The lines to copy are those with "desc" in them. Pull each one from the entries below.

PROVIDED INFORMATION Start Marker

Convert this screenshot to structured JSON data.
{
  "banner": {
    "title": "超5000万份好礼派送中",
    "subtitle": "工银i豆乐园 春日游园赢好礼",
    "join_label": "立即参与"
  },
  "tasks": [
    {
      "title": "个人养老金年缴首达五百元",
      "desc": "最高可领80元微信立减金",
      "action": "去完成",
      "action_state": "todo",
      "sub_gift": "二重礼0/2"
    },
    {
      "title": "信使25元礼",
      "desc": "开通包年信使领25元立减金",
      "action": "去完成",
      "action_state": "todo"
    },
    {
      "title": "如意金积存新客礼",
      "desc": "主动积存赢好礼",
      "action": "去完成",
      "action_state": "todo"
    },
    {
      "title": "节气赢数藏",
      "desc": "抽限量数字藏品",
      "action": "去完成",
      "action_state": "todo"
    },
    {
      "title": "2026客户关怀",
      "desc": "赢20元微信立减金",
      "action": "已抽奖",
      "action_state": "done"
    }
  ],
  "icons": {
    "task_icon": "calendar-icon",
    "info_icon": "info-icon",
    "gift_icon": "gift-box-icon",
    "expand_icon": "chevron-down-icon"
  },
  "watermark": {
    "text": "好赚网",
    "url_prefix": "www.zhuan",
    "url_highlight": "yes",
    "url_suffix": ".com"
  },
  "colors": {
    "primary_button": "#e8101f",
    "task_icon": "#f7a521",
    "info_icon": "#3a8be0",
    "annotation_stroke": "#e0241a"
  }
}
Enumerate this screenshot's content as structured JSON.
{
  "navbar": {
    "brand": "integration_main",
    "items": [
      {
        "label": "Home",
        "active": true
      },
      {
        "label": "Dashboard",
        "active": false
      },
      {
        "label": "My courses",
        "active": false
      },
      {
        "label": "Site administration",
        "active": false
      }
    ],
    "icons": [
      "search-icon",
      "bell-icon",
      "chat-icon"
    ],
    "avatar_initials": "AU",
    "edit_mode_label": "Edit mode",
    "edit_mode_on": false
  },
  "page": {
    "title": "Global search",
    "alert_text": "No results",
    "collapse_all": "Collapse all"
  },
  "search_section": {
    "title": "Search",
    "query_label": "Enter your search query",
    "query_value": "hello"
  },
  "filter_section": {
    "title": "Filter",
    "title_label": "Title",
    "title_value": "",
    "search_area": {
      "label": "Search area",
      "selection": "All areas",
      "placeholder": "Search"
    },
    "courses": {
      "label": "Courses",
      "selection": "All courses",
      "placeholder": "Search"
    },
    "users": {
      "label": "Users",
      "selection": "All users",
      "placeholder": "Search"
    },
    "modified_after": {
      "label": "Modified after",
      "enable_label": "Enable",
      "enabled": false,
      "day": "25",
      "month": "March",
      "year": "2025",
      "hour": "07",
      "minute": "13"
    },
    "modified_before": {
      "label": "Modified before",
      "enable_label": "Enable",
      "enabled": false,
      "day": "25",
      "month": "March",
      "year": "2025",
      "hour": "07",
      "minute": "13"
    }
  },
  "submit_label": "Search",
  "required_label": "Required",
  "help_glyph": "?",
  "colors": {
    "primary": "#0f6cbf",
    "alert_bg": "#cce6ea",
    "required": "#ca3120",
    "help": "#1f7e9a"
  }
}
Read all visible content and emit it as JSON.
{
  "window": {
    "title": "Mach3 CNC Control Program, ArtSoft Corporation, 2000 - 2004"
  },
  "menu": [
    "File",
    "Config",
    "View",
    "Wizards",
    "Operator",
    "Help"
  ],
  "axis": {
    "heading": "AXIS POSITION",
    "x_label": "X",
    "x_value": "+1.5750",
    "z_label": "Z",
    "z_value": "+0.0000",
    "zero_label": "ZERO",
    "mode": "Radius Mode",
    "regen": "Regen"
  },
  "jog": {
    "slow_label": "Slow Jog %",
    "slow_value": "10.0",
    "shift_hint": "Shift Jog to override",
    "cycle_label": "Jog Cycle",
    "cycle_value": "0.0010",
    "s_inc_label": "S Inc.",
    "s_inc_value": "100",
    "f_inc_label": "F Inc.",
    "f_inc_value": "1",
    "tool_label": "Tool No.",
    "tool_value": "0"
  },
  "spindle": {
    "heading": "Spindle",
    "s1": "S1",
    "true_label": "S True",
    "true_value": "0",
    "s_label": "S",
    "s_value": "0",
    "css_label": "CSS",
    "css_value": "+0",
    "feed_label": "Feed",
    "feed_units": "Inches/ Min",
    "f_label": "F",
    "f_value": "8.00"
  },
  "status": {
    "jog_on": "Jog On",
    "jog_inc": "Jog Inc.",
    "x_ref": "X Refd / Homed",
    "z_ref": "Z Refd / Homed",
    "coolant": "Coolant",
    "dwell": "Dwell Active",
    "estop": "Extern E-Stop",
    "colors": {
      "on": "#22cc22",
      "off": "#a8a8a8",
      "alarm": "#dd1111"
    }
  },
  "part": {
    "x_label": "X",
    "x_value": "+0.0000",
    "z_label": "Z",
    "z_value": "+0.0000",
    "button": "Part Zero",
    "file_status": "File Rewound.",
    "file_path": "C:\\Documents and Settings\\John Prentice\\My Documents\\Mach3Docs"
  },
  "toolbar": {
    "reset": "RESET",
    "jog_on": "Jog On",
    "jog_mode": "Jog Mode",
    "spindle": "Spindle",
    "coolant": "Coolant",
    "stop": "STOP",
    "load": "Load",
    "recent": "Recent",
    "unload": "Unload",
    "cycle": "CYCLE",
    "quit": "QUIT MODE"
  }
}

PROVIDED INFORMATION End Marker

● **ANSWER TO THIS TASK**:
      "desc": "最高可领80元微信立减金",
      "desc": "开通包年信使领25元立减金",
      "desc": "主动积存赢好礼",
      "desc": "抽限量数字藏品",
      "desc": "赢20元微信立减金",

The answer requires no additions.